In order to help answer a fundamental question that looms large throughout The Whisperers—namely, how this all happened—highlighting the exceptionality of Stalinism seems crucial. Granted, the instruments of Stalin’s terror were not altogether new, nor were the types of evils perpetrated. The crimes of Stalinism grew out of the unfortunately common human propensity to succumb to what Hannah Arendt calls the ‘banality of evil’. Nevertheless, the Soviet Union under Stalin was not simply a variation on a theme.

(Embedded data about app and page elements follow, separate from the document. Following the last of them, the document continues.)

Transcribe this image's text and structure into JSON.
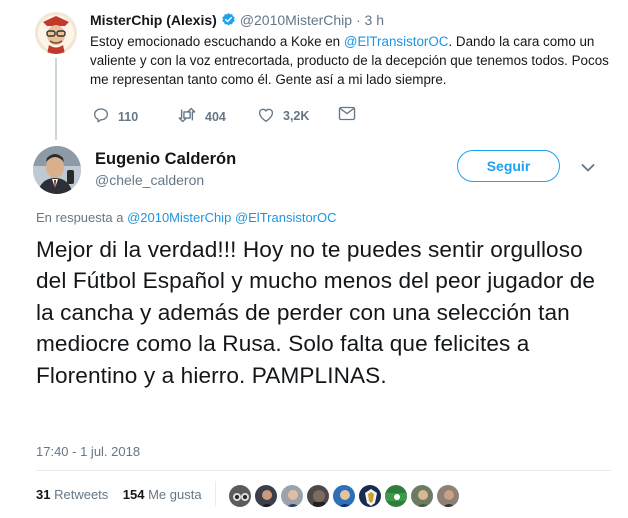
{
  "parent_tweet": {
    "author_name": "MisterChip (Alexis)",
    "author_handle": "@2010MisterChip",
    "separator": "·",
    "time_ago": "3 h",
    "text_1": "Estoy emocionado escuchando a Koke en ",
    "mention": "@ElTransistorOC",
    "text_2": ". Dando la cara como un valiente y con la voz entrecortada, producto de la decepción que tenemos todos. Pocos me representan tanto como él. Gente así a mi lado siempre.",
    "actions": {
      "replies": "110",
      "retweets": "404",
      "likes": "3,2K"
    }
  },
  "tweet": {
    "author_name": "Eugenio Calderón",
    "author_handle": "@chele_calderon",
    "follow_label": "Seguir",
    "reply_prefix": "En respuesta a ",
    "reply_mention_1": "@2010MisterChip",
    "reply_mention_2": "@ElTransistorOC",
    "text": "Mejor di la verdad!!! Hoy no te puedes sentir orgulloso del Fútbol Español y mucho menos del peor jugador de la cancha y además de perder con una selección tan mediocre como la Rusa. Solo falta que felicites a Florentino y a hierro. PAMPLINAS.",
    "timestamp": "17:40 - 1 jul. 2018",
    "stats": {
      "retweets_count": "31",
      "retweets_label": "Retweets",
      "likes_count": "154",
      "likes_label": "Me gusta"
    },
    "likers": [
      "avatar-1",
      "avatar-2",
      "avatar-3",
      "avatar-4",
      "avatar-5",
      "avatar-6",
      "avatar-7",
      "avatar-8",
      "avatar-9"
    ]
  },
  "colors": {
    "brand_blue": "#1da1f2",
    "link_blue": "#1b95e0",
    "text_dark": "#14171a",
    "text_muted": "#657786",
    "divider": "#e6ecf0"
  }
}
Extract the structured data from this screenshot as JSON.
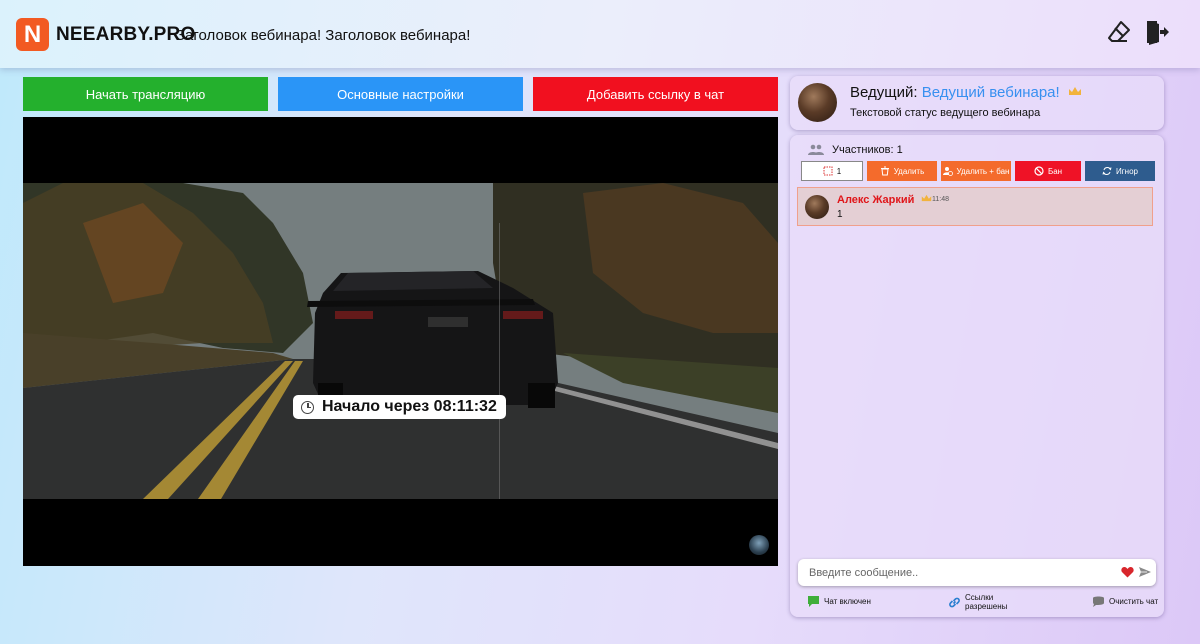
{
  "header": {
    "logo_letter": "N",
    "brand": "NEEARBY.PRO",
    "webinar_title": "Заголовок вебинара! Заголовок вебинара!"
  },
  "actions": {
    "start_broadcast": "Начать трансляцию",
    "main_settings": "Основные настройки",
    "add_link": "Добавить ссылку в чат"
  },
  "video": {
    "countdown": "Начало через 08:11:32"
  },
  "host": {
    "label": "Ведущий:",
    "name": "Ведущий вебинара!",
    "status": "Текстовой статус ведущего вебинара"
  },
  "chat": {
    "participants": "Участников: 1",
    "moderation": {
      "count": "1",
      "delete": "Удалить",
      "delete_ban": "Удалить + бан",
      "ban": "Бан",
      "ignore": "Игнор"
    },
    "messages": [
      {
        "author": "Алекс Жаркий",
        "time": "11:48",
        "text": "1"
      }
    ],
    "input_placeholder": "Введите сообщение..",
    "footer": {
      "chat_enabled": "Чат включен",
      "links_line1": "Ссылки",
      "links_line2": "разрешены",
      "clear_chat": "Очистить чат"
    }
  },
  "colors": {
    "brand": "#f25a22",
    "start_button": "#24b02d",
    "settings_button": "#2a95f7",
    "link_button": "#f1101f",
    "host_name": "#3890f0",
    "author": "#e0161a"
  }
}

In Power of the Powerless, the Czech dissident and former president Vaclav Havel likens communist ideology to a ‘low-rent home’, a metaphysics that allowed people to eradicate all ‘mysteries, unanswered questions’ and ‘anxiety’. ‘One pays dearly for this low-rent home: the price is abdication of one’s own reason, conscience, and responsibility, for an essential aspect of this ideology is the consignment of reason to a higher authority,’ he says. The power of the bright future dulled the sharpness of evil. The Soviet social contract was one in which citizens agreed to let the regime do the thinking for them. As a result, the phenomenon of Stalinism resulted not simply from the confluence of circumstantial forces, but also from a never-before realised capacity for systematic psychological exploitation. The system rewarded a man for bringing about the ruin of his neighbour, and many were forced to do so to save their own lives. In Origins of Totalitarianism, Arendt argues that it is ‘the development of this device to its farthest and most fantastic extremes’ that makes the Bolshevik system something ‘which we have never seen before and which events or catastrophes alone would hardly have brought about.’ In this sense, to confine Stalinism to the realm of ‘variations on the theme of dictatorship’ would be to refute, as it were, the striking preternatural nature of the stories relived in Figes’s book.

People living under Stalin knew they were not living ‘normal’ lives, says historian Sheila Fitzpatrick. While every generation in every epoch and locale conceives of itself as living the crucially diverging present of a textbook linear past, the generation that lived under Stalin perhaps could levy the most rightful claim to that distinction. Yet, for as anomalous as the Stalin period was, people somehow adapted. The question, then, is how one of the most ‘historically divergent’ epochs in modern history becomes ‘life as you know it’, that is, how people come to accept Stalinism as their everyday existence. The Whisperers does not answer this question explicitly, but it does reveal the psychology of a nation under the duress of that transformation. In the process, many people lost a proper basis of comparison for what was normal, and this corrupted the entire societal model.

The Stalin era, or perhaps the whole Soviet era, might best be viewed as a rupture, particularly when thinking about how to cope with its legacy. The Stalinist system violently reconfigured normal horizontal relationships into a forced vertical relationship. Experts continue to explore how a combination of time and new governmental systems might recalibrate Russia in a way that will lead to a healthier relationship between state and subject. Some believe it is impossible; others believe it is unnecessary; still others believe Stalin got it right. Regardless of today’s prescriptions for the ailments of Stalinism’s lasting disease, what the stories of The Whisperers make clear is that Stalin’s time is a time worth remembering. It is worth remembering not only as an era of catastrophic loss or sordid power politics, but also as a tragedy of human psychology. Figes’s compilation of memories gives a voice to that tragedy.

Paul Sonne is an MPhil student in Russian and East European studies at New College, Oxford. He is the Senior Non-Fiction Editor of the Oxonian Review of Books.